======== Supplied material

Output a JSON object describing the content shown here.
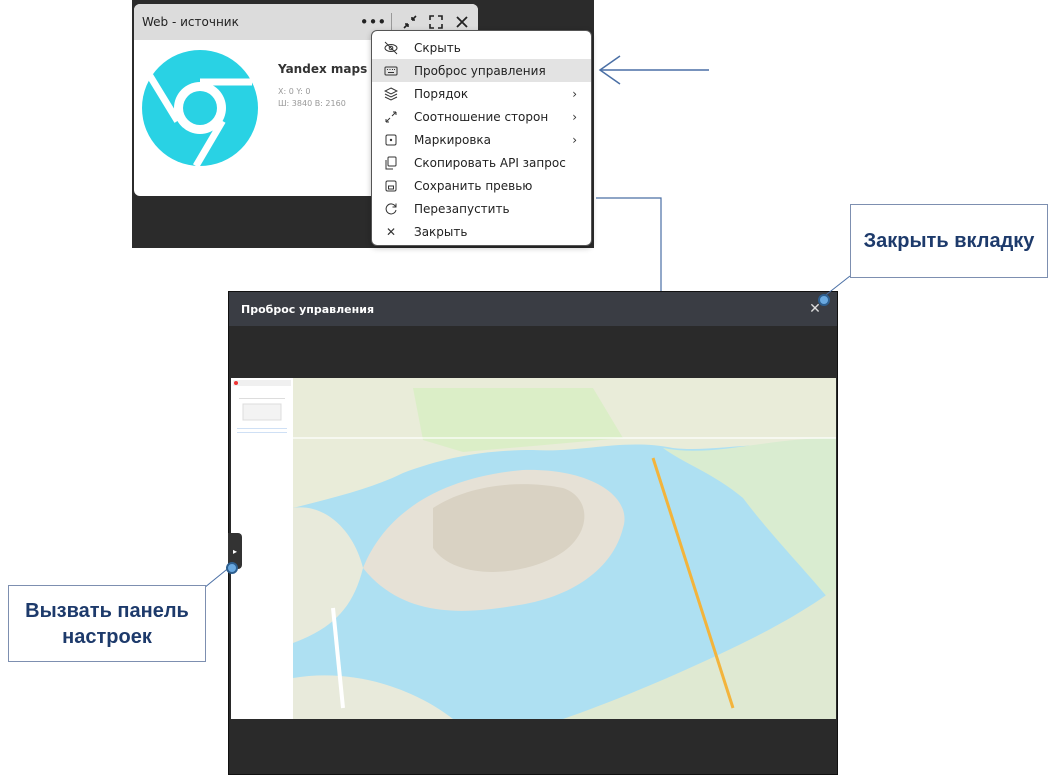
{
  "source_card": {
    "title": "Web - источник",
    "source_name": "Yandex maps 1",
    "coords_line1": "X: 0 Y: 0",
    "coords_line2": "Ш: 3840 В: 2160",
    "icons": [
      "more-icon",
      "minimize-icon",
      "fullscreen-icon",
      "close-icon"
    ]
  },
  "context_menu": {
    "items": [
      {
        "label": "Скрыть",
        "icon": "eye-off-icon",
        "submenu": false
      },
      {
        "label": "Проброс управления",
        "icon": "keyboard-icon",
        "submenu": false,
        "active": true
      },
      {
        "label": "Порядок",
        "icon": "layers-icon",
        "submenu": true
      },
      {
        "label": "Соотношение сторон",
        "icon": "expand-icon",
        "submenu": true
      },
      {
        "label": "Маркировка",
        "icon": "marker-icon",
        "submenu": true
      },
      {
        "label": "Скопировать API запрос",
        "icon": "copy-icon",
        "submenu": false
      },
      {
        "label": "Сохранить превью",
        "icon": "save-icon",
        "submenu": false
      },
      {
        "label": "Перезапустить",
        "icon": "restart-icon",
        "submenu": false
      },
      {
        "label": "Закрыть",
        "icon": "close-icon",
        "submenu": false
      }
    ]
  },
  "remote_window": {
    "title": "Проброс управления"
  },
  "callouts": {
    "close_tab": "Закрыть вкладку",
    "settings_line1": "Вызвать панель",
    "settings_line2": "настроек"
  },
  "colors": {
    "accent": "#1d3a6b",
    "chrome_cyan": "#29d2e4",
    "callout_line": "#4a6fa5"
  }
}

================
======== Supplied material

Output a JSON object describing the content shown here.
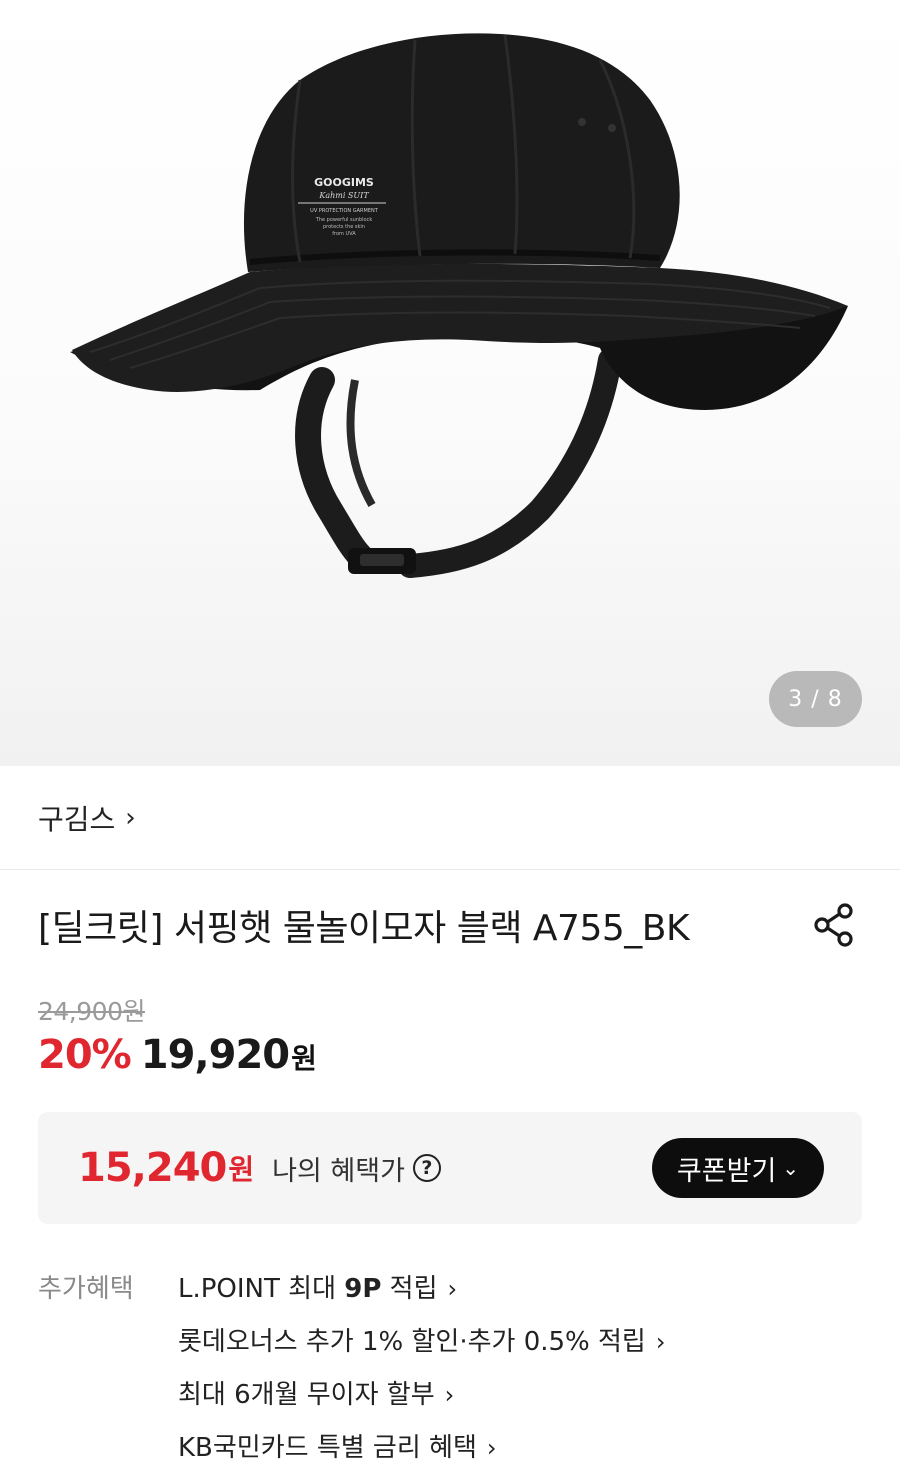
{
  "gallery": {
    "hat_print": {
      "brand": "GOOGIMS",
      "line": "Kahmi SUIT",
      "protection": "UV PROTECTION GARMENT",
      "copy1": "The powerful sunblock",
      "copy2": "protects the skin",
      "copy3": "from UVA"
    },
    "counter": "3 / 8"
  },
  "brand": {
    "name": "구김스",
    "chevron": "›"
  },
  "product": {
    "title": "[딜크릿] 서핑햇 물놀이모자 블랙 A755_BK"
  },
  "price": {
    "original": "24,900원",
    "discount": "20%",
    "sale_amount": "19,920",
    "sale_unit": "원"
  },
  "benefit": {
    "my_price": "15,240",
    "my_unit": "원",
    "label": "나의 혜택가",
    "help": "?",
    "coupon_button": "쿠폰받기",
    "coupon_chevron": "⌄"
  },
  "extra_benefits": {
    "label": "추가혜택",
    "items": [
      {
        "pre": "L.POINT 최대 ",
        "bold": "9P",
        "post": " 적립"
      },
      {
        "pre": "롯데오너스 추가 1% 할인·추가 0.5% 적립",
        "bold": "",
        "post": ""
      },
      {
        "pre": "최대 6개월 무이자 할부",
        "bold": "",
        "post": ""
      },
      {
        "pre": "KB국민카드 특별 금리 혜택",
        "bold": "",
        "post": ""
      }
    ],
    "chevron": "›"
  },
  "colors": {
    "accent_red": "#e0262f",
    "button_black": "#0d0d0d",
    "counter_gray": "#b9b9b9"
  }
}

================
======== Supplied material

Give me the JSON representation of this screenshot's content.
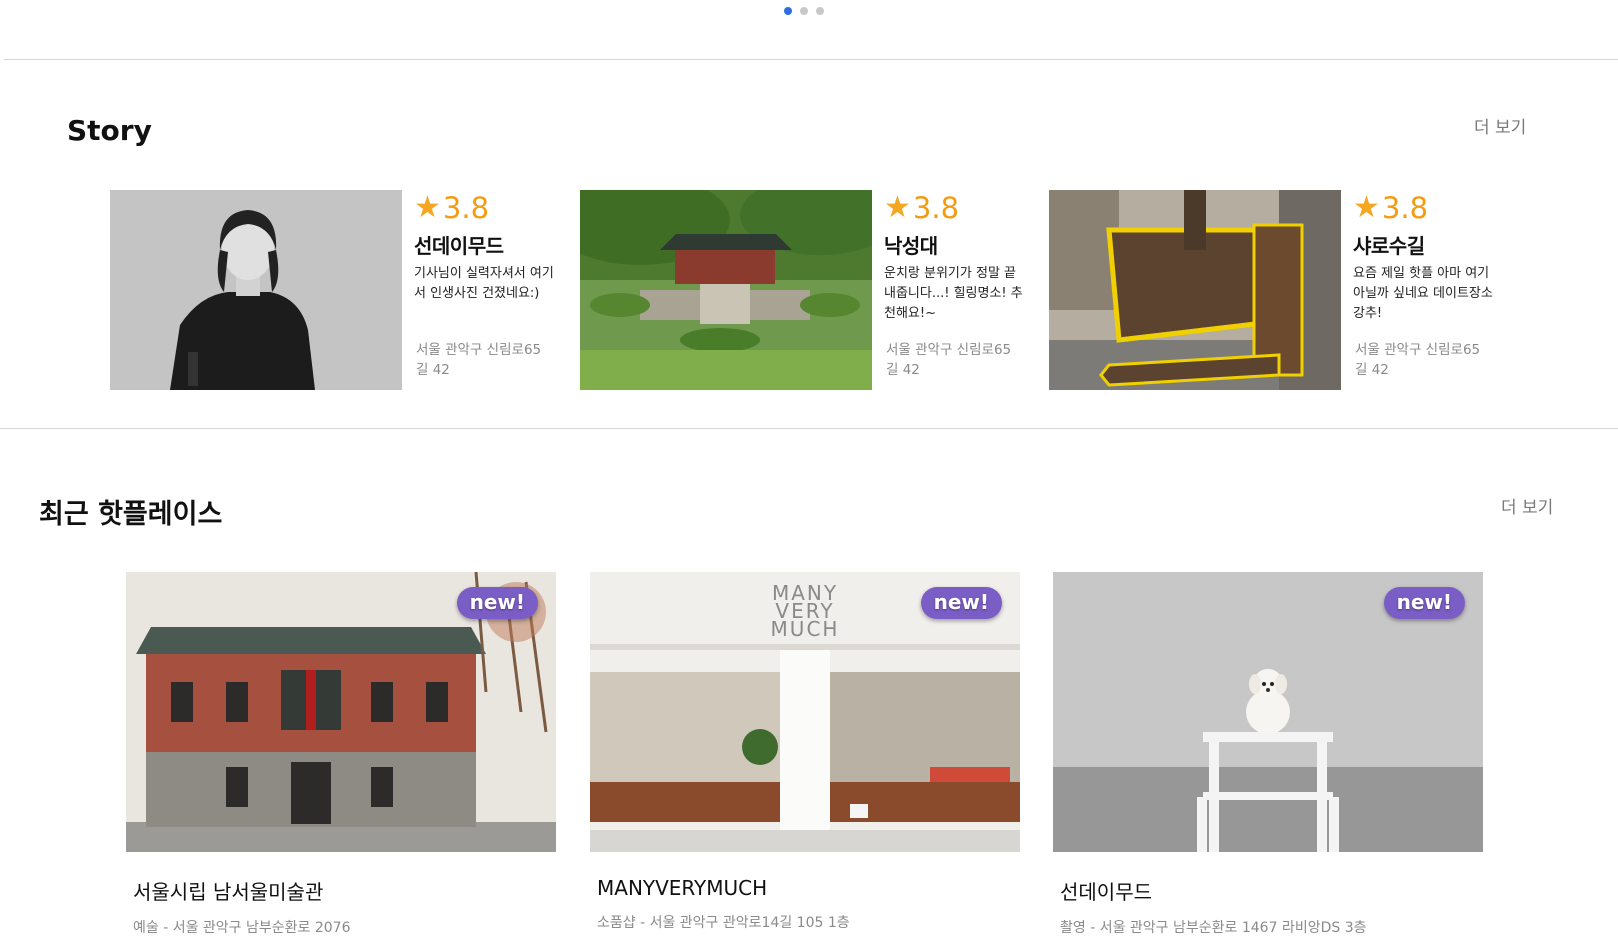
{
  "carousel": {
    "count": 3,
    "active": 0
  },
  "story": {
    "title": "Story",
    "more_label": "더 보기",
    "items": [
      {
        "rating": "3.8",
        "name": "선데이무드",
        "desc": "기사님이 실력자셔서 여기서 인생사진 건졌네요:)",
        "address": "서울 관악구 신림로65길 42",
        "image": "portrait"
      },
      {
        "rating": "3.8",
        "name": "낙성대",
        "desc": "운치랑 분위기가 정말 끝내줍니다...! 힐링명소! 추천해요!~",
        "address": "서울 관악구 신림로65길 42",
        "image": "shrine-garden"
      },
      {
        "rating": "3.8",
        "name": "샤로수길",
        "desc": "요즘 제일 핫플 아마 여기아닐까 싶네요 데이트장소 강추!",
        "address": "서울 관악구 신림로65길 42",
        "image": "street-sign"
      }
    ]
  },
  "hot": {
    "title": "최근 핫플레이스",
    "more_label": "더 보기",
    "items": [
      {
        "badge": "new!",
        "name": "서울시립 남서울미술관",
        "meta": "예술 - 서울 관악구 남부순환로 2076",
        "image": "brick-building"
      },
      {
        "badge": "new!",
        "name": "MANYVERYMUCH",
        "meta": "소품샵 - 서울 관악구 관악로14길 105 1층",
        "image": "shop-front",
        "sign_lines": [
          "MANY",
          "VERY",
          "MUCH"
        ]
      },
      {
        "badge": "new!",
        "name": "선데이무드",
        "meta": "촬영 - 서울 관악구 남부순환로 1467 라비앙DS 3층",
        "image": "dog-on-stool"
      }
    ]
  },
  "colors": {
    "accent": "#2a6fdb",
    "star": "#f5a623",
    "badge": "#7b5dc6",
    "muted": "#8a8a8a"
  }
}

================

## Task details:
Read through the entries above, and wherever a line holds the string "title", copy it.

## Response:
    "title": "Web - источник",
    "title": "Проброс управления"
    "title": "[딜크릿] 서핑햇 물놀이모자 블랙 A755_BK"
    "title": "Story",
    "title": "최근 핫플레이스",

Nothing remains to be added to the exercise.